To do:
Output the listing below verbatim, without images.
-------- Input data --------
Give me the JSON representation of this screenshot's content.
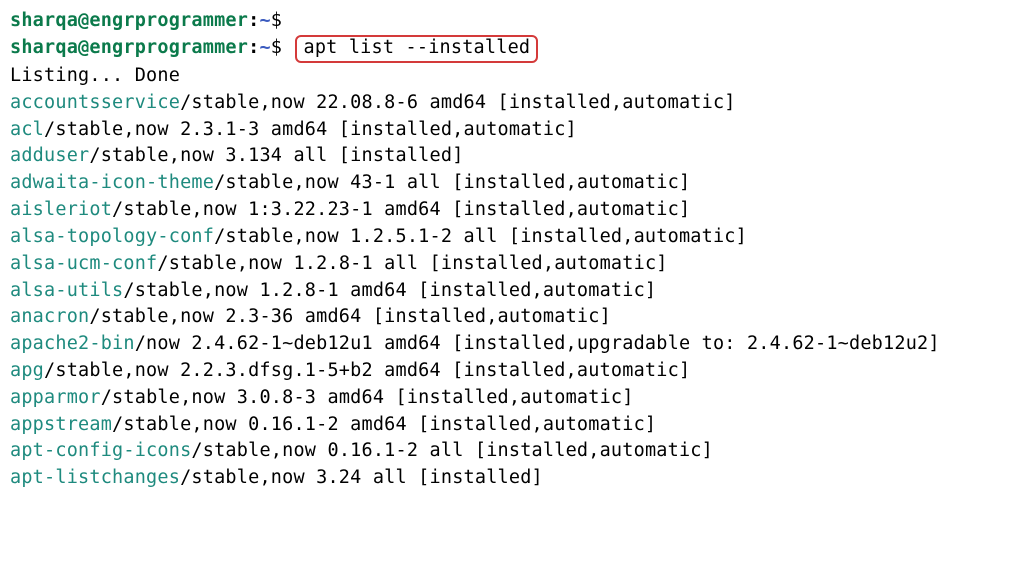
{
  "prompt": {
    "user": "sharqa@engrprogrammer",
    "colon": ":",
    "path": "~",
    "dollar": "$"
  },
  "command": "apt list --installed",
  "listing_header": "Listing... Done",
  "packages": [
    {
      "name": "accountsservice",
      "rest": "/stable,now 22.08.8-6 amd64 [installed,automatic]"
    },
    {
      "name": "acl",
      "rest": "/stable,now 2.3.1-3 amd64 [installed,automatic]"
    },
    {
      "name": "adduser",
      "rest": "/stable,now 3.134 all [installed]"
    },
    {
      "name": "adwaita-icon-theme",
      "rest": "/stable,now 43-1 all [installed,automatic]"
    },
    {
      "name": "aisleriot",
      "rest": "/stable,now 1:3.22.23-1 amd64 [installed,automatic]"
    },
    {
      "name": "alsa-topology-conf",
      "rest": "/stable,now 1.2.5.1-2 all [installed,automatic]"
    },
    {
      "name": "alsa-ucm-conf",
      "rest": "/stable,now 1.2.8-1 all [installed,automatic]"
    },
    {
      "name": "alsa-utils",
      "rest": "/stable,now 1.2.8-1 amd64 [installed,automatic]"
    },
    {
      "name": "anacron",
      "rest": "/stable,now 2.3-36 amd64 [installed,automatic]"
    },
    {
      "name": "apache2-bin",
      "rest": "/now 2.4.62-1~deb12u1 amd64 [installed,upgradable to: 2.4.62-1~deb12u2]"
    },
    {
      "name": "apg",
      "rest": "/stable,now 2.2.3.dfsg.1-5+b2 amd64 [installed,automatic]"
    },
    {
      "name": "apparmor",
      "rest": "/stable,now 3.0.8-3 amd64 [installed,automatic]"
    },
    {
      "name": "appstream",
      "rest": "/stable,now 0.16.1-2 amd64 [installed,automatic]"
    },
    {
      "name": "apt-config-icons",
      "rest": "/stable,now 0.16.1-2 all [installed,automatic]"
    },
    {
      "name": "apt-listchanges",
      "rest": "/stable,now 3.24 all [installed]"
    }
  ]
}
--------
Expected answer:
Give me the JSON representation of this screenshot's content.
{
  "prompt": {
    "user": "sharqa@engrprogrammer",
    "colon": ":",
    "path": "~",
    "dollar": "$"
  },
  "command": "apt list --installed",
  "listing_header": "Listing... Done",
  "packages": [
    {
      "name": "accountsservice",
      "rest": "/stable,now 22.08.8-6 amd64 [installed,automatic]"
    },
    {
      "name": "acl",
      "rest": "/stable,now 2.3.1-3 amd64 [installed,automatic]"
    },
    {
      "name": "adduser",
      "rest": "/stable,now 3.134 all [installed]"
    },
    {
      "name": "adwaita-icon-theme",
      "rest": "/stable,now 43-1 all [installed,automatic]"
    },
    {
      "name": "aisleriot",
      "rest": "/stable,now 1:3.22.23-1 amd64 [installed,automatic]"
    },
    {
      "name": "alsa-topology-conf",
      "rest": "/stable,now 1.2.5.1-2 all [installed,automatic]"
    },
    {
      "name": "alsa-ucm-conf",
      "rest": "/stable,now 1.2.8-1 all [installed,automatic]"
    },
    {
      "name": "alsa-utils",
      "rest": "/stable,now 1.2.8-1 amd64 [installed,automatic]"
    },
    {
      "name": "anacron",
      "rest": "/stable,now 2.3-36 amd64 [installed,automatic]"
    },
    {
      "name": "apache2-bin",
      "rest": "/now 2.4.62-1~deb12u1 amd64 [installed,upgradable to: 2.4.62-1~deb12u2]"
    },
    {
      "name": "apg",
      "rest": "/stable,now 2.2.3.dfsg.1-5+b2 amd64 [installed,automatic]"
    },
    {
      "name": "apparmor",
      "rest": "/stable,now 3.0.8-3 amd64 [installed,automatic]"
    },
    {
      "name": "appstream",
      "rest": "/stable,now 0.16.1-2 amd64 [installed,automatic]"
    },
    {
      "name": "apt-config-icons",
      "rest": "/stable,now 0.16.1-2 all [installed,automatic]"
    },
    {
      "name": "apt-listchanges",
      "rest": "/stable,now 3.24 all [installed]"
    }
  ]
}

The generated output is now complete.